Dataset rows describing interfaces:
>>>
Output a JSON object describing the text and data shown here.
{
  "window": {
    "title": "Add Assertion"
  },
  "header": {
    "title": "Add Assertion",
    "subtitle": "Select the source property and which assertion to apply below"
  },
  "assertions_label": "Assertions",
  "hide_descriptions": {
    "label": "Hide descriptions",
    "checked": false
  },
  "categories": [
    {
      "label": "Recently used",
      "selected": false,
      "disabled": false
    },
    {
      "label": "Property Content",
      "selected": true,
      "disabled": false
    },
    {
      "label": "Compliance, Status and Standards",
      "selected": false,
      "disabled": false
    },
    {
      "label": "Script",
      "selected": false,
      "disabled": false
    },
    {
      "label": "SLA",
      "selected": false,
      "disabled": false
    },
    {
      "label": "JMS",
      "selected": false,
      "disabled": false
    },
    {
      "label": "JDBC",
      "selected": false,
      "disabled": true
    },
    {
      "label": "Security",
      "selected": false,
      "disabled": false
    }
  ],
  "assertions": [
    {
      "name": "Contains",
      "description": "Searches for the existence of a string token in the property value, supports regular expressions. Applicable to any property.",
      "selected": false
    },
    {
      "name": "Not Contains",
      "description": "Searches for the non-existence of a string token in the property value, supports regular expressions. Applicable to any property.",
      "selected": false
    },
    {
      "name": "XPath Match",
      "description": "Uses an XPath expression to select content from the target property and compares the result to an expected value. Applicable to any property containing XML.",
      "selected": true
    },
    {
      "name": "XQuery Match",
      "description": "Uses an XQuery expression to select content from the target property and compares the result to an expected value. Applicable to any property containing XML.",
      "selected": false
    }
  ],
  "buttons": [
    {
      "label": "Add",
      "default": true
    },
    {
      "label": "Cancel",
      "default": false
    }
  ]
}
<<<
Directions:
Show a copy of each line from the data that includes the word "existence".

Task solution:
      "description": "Searches for the existence of a string token in the property value, supports regular expressions. Applicable to any property.",
      "description": "Searches for the non-existence of a string token in the property value, supports regular expressions. Applicable to any property.",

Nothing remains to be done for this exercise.